    p. c. has prepared the way with its leveling everything into equality that flys in the face of common sense, because in the nature of this existence equality does not exist. common sense tells us this, the common wisdom acquired by the human race through the ages.

    europe is simply leading the way into destruction because it was the first to abandon its judeo-christian values that
    has been the source of common sense wisdom. and we'll go down the same path unless we return to the ancient paths of righteousness that have been our guidelines through the ages.

  • mlcblog

    The reason Germany is in a position of power is that they are more industrious than the other European countries in general. They don't drink so much wine, they love to work and make machines and handle money. Bully for them.

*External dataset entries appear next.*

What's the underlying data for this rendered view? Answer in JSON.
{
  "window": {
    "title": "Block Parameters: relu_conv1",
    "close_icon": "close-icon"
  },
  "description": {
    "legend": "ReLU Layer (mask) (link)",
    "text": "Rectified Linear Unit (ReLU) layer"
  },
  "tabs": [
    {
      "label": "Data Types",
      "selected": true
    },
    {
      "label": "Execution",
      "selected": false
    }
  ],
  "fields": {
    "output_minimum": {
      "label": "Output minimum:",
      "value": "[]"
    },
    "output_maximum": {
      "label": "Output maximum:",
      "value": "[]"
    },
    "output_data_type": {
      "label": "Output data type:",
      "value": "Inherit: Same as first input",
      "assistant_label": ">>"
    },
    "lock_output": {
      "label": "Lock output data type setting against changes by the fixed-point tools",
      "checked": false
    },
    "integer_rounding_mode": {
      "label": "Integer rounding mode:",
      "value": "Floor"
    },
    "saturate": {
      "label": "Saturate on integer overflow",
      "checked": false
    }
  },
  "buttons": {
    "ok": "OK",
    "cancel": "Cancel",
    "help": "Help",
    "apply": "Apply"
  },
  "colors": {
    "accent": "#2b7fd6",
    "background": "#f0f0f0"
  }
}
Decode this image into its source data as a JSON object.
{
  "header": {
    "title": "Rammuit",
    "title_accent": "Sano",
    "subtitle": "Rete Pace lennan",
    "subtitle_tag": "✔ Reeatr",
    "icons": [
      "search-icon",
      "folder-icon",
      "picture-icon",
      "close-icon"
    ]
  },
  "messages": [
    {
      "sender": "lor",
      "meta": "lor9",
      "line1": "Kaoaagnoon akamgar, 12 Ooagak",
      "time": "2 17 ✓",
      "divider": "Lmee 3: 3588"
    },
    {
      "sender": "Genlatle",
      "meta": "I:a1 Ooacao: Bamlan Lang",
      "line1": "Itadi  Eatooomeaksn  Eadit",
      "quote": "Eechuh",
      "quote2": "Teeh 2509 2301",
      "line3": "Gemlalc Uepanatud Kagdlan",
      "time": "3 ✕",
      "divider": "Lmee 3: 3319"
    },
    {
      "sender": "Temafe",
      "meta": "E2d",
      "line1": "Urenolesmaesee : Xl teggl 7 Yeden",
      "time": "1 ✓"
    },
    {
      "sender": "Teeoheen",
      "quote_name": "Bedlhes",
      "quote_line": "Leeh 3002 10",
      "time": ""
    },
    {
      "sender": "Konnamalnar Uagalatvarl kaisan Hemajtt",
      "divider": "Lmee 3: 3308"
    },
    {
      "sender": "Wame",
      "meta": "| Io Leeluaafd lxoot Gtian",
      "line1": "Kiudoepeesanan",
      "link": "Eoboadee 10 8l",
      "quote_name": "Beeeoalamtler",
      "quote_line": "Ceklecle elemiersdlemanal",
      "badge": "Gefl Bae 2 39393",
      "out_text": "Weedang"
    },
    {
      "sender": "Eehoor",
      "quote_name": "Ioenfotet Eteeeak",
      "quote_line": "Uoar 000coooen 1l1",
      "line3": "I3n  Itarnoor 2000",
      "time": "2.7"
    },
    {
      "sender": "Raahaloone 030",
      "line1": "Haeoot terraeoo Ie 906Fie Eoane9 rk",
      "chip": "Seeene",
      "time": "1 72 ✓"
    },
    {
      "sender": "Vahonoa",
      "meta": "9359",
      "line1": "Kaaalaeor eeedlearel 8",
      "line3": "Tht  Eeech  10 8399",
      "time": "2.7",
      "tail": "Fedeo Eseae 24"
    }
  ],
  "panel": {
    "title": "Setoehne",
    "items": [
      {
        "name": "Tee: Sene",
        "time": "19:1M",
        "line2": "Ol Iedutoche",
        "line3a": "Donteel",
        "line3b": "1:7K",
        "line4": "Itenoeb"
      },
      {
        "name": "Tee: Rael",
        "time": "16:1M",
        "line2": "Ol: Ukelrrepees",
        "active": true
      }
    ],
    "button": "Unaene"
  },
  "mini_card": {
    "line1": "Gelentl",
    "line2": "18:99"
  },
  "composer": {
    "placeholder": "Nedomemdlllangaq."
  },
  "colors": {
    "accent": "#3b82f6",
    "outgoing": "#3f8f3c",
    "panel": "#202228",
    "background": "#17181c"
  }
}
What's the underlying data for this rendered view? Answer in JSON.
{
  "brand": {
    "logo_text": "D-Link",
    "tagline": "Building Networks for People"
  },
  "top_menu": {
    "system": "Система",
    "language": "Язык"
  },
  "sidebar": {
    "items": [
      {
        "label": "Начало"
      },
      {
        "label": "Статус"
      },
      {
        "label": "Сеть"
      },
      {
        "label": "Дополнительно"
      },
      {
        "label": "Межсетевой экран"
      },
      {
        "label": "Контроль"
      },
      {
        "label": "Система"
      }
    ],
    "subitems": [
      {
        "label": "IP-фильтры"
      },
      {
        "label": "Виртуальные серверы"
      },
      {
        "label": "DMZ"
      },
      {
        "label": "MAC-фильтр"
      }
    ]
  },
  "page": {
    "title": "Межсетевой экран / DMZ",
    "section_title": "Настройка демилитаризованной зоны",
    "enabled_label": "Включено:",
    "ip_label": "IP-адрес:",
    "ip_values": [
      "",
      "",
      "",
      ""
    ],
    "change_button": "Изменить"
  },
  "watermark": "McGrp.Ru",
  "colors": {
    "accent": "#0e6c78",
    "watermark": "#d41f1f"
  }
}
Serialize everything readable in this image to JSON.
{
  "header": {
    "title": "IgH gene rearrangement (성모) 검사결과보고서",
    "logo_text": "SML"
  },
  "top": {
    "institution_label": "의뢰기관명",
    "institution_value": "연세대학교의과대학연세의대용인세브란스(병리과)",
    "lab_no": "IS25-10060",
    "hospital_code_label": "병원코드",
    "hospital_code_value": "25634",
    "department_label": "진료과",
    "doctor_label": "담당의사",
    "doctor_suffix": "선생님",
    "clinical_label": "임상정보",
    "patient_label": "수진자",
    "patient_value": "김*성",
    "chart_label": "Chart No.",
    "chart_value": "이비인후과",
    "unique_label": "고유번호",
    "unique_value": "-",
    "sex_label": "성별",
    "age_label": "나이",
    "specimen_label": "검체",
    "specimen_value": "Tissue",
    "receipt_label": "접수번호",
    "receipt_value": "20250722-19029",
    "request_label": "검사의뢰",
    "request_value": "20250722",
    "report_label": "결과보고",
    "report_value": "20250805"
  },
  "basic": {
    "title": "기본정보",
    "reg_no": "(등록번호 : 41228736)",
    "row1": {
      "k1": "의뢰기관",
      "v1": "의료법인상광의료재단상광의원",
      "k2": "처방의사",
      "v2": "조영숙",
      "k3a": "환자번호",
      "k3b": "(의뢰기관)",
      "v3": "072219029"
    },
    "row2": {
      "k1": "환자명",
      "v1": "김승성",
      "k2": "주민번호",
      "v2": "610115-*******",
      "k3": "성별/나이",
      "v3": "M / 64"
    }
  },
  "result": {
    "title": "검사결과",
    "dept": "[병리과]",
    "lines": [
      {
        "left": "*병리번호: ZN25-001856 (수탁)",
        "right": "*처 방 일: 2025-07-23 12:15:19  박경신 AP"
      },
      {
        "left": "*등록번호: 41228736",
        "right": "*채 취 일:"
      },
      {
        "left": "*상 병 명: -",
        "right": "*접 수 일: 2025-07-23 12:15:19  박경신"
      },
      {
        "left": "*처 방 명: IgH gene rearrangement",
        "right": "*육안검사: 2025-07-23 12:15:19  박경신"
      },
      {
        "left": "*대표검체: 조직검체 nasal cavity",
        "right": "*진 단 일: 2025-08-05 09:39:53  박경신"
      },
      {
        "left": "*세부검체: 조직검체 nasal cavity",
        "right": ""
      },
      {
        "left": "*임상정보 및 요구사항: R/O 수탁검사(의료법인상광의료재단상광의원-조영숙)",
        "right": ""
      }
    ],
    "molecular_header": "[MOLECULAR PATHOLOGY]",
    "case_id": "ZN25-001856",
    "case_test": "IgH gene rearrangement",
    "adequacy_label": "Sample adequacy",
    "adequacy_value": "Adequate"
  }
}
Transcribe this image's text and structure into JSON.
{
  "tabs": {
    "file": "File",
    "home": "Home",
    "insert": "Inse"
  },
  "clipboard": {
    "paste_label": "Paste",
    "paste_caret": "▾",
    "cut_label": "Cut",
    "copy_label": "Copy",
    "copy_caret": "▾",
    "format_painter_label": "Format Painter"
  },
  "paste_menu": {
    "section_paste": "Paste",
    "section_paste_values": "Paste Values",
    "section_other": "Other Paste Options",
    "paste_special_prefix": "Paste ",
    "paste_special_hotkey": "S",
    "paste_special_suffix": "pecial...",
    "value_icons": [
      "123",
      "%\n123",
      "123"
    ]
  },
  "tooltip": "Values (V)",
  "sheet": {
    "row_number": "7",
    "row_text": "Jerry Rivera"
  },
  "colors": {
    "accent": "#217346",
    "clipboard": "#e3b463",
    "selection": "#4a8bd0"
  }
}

    Too bad people the world over don't seem to know that money is created by people. People with ideas who are willing to work hard. Usually this is of great benefit to their fellow man. However, with twisted logic and extreme guilt unassuaged and complete ignorance about free enterprise (capitalism is a word I decry that was coined by none other than Karl Marx, as in socialist, capitalist, communist, his theory), then they fall in on themselves and lose their steam and abandon their natural place of leadership as a nation, a people, again who could benefit many if they just knew who they are. Sad.

  • mlcblog

    Mr. Thornton,

    …grand idea also LAID by…

  • wctaqiyya

    Big picture. We are looking at what happens when the US empire contracts. Sure, the military, political and economic dominance is still there. But, it's not as 'there' as it used to be and everyone feels it. Wonder how and why the Roman empire failed? This is the replay. Pay attention.

  • UCSPanther

    All I can say is:

    "Burn baby burn. EU inferno! Burn baby burn. Burn that mother down!"

  • joe

    What is confusing is why European countries bought into the UN/EU sales pitch of a single united EU – world entity of shiny happy people living in a perfectly diversified fantasy utopia.

    Europe fought long and hard against each other,invaders and at times the world in order to establish varying degrees of individualism,power and control.They finally seemed to settle into separate nations and to be developing and prospering .Now they are throwing it all away for a fairy tale nirvana that is unrealistic ,financially destructive and no different than a totalitarian regime.

    The UN and EU are corrupt ,biased,racist, and the UN are drug and sex slave dealers.

    How do European citizens benefit from any of this ? To created a perfect ,singular world you must have perfect,single minded,cloned people .